- Amir Al-Sheikh (Oak Forest High School)
- Erin Anderson (Tinley Park High School)
- David Kavalauskas (Tinley Park High School)
- Elizabeth Klimek (Tinley Park High School)
- Adam Kral (Oak Forest High School)
- Patrick Nolan (Tinley Park High School)
- David Pleta (Tinley Park High School)
- Eric Vondrak (Tinley Park High School)
- Casey Weisfuss (Tinley Park High School)
- Abigail Zatkalik (Tinley Park High School)
- James Birrell (Tinley Park High School)
- Volker Rose (Argonne National Laboratory, Advanced Photon Source & Center for Nanoscale Materials)

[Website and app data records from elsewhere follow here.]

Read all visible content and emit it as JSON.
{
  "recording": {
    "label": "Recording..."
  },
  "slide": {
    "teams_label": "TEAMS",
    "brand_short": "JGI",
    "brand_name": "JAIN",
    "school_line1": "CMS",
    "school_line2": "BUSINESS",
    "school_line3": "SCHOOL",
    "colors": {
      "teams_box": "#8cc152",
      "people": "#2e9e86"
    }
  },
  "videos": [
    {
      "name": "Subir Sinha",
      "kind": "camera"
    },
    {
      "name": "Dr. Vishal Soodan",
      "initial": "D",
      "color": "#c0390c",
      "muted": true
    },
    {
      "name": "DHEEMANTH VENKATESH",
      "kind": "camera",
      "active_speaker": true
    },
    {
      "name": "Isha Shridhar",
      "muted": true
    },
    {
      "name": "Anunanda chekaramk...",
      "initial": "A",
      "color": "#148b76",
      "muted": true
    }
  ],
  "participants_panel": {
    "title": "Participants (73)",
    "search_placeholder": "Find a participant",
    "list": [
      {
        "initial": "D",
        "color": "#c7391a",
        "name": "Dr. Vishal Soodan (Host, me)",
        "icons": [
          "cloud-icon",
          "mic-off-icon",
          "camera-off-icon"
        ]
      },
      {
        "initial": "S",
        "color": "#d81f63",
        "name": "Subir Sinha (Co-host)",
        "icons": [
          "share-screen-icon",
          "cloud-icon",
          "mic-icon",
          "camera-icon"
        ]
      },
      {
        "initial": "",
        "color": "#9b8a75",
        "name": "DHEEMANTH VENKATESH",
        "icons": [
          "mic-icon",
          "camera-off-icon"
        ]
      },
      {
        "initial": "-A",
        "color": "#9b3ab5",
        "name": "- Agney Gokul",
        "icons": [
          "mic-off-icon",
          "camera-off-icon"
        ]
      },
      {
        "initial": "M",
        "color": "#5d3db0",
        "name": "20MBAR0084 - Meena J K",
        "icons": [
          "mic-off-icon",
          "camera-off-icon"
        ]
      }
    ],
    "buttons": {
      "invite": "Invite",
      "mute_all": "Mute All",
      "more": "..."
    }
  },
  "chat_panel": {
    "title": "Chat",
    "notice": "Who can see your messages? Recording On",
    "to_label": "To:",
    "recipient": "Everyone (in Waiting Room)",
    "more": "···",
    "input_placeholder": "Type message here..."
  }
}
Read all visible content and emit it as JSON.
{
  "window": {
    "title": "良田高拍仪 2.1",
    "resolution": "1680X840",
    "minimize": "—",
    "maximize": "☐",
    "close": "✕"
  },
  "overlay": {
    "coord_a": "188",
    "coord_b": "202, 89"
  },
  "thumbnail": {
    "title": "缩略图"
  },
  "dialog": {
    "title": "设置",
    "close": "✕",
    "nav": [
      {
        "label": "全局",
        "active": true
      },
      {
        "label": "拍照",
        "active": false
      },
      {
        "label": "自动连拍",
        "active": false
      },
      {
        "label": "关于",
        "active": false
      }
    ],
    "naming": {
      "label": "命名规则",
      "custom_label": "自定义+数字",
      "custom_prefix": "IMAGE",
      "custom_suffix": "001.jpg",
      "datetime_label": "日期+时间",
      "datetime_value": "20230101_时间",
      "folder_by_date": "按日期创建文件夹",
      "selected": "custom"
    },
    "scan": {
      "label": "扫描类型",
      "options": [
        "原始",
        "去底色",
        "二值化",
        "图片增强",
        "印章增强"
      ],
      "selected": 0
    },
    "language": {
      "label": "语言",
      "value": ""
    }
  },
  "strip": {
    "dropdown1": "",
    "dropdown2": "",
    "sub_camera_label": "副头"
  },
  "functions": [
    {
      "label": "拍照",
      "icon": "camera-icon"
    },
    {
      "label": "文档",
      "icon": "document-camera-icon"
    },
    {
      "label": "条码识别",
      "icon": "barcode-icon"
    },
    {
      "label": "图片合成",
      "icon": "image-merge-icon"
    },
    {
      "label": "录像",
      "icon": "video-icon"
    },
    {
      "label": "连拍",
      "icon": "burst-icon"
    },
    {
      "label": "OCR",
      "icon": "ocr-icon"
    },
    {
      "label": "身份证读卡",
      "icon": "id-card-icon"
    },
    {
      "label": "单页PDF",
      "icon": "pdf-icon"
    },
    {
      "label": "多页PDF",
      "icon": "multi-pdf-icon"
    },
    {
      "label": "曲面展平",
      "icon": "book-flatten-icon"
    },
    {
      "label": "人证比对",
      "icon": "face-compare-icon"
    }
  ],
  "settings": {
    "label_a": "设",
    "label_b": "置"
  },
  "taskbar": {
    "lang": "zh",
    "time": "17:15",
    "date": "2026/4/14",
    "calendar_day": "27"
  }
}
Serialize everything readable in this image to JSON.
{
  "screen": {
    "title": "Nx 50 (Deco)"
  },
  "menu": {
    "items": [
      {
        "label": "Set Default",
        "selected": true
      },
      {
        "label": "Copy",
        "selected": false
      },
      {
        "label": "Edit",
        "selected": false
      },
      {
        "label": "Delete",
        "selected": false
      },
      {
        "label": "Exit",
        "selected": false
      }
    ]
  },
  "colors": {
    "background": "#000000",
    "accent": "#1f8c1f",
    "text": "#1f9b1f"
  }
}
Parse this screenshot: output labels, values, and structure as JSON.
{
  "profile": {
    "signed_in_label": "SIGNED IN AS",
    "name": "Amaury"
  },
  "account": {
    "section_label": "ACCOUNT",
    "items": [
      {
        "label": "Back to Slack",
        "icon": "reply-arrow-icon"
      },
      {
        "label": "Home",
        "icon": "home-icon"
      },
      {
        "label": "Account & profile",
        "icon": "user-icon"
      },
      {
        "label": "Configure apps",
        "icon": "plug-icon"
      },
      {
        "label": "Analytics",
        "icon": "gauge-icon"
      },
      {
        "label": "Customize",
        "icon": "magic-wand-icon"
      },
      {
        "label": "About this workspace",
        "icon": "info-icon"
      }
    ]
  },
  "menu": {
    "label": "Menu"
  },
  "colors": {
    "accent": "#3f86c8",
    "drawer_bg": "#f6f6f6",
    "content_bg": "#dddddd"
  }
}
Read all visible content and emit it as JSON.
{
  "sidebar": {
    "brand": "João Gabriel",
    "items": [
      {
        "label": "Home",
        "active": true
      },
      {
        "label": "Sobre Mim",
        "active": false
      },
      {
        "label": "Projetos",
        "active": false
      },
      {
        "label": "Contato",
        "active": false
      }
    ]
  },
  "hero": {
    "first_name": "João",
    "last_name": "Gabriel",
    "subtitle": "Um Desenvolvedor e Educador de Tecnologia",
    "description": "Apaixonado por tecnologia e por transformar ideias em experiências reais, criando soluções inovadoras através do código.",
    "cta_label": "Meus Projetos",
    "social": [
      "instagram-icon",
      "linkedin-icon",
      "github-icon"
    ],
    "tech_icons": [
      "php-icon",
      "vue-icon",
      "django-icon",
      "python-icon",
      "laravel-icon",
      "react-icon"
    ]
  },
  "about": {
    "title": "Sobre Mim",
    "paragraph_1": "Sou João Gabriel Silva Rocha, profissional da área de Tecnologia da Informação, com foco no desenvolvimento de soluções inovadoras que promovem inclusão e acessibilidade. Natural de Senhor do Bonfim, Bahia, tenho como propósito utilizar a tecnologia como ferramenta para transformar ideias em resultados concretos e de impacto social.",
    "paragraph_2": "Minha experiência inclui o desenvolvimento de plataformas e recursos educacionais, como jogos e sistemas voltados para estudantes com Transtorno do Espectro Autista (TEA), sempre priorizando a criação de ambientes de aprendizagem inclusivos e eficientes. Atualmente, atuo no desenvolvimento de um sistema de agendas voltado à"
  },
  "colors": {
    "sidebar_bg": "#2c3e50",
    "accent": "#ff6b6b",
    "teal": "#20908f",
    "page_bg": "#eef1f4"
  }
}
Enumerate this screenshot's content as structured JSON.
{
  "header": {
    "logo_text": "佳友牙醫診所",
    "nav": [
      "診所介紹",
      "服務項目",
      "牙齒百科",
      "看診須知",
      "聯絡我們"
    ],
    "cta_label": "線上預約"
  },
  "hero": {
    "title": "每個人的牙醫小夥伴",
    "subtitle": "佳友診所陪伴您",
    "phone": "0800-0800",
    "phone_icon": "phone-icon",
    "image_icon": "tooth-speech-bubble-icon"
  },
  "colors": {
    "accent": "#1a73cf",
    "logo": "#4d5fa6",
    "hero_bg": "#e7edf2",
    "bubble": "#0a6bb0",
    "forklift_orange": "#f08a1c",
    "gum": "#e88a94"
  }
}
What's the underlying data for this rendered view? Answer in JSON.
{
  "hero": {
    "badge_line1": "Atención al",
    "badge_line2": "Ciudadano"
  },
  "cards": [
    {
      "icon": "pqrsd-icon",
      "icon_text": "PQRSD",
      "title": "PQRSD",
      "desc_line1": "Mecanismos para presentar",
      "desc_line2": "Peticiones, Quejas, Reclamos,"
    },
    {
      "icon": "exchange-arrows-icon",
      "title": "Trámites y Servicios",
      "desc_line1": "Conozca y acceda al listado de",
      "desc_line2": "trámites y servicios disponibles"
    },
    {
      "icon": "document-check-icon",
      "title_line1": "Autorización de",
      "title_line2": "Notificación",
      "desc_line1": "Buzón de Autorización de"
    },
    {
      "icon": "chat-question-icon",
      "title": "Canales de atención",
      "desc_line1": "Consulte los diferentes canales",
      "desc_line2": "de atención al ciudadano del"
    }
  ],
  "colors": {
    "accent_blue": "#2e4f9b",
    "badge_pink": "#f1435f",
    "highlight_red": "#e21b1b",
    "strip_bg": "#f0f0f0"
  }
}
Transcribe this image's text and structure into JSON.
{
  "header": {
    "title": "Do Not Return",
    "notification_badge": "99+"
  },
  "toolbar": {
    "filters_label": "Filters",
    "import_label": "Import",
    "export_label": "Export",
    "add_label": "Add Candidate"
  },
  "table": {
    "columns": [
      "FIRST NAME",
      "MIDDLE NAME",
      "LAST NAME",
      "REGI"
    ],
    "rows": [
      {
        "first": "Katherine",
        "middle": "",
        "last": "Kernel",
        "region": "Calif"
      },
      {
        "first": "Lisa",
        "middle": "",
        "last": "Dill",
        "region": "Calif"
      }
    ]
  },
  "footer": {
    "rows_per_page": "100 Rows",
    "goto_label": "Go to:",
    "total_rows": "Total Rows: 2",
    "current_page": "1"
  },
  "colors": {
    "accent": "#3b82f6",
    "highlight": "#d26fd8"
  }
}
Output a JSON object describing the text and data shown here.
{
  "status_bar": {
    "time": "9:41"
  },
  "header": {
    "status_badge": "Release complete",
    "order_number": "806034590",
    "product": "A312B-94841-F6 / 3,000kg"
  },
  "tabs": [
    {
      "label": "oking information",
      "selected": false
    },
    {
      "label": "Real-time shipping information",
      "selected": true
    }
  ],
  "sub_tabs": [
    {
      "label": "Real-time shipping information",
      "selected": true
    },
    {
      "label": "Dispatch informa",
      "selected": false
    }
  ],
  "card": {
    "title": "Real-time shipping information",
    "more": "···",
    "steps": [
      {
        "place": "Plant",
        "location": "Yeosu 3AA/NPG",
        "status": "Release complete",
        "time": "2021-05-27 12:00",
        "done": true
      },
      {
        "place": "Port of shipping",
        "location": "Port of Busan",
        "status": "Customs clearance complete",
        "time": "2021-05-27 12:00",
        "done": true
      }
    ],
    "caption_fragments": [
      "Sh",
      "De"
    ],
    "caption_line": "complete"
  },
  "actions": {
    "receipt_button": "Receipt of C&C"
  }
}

The goal of this experiment is to determine if the presence of saliva will reduce the silver nanoparticle concentration on a surface. As discussed below, the toxicity of silver nanoparticles is currently being researched by a number of groups. In this experiment, we attempted to determine whether the concentration of silver nanoparticles diminishes on surfaces when immersed in an environment designed to mimic a human mouth.
Our results suggest that there is a correlation between the silver concentration on a sample and the saturation time. We can see this in both the elemental maps produced using the hard x-ray nanoprobe and the integrated spectra of our samples, which show a reduction in silver concentration with the amount of time that the cloth spent in the saliva solution.
More work needs to be done in this area to quantitatively determine the rate of silver removal from the sample, as well as the absorption of silver nanoparticles into the human body and the possible effects of silver nanoparticles on human health.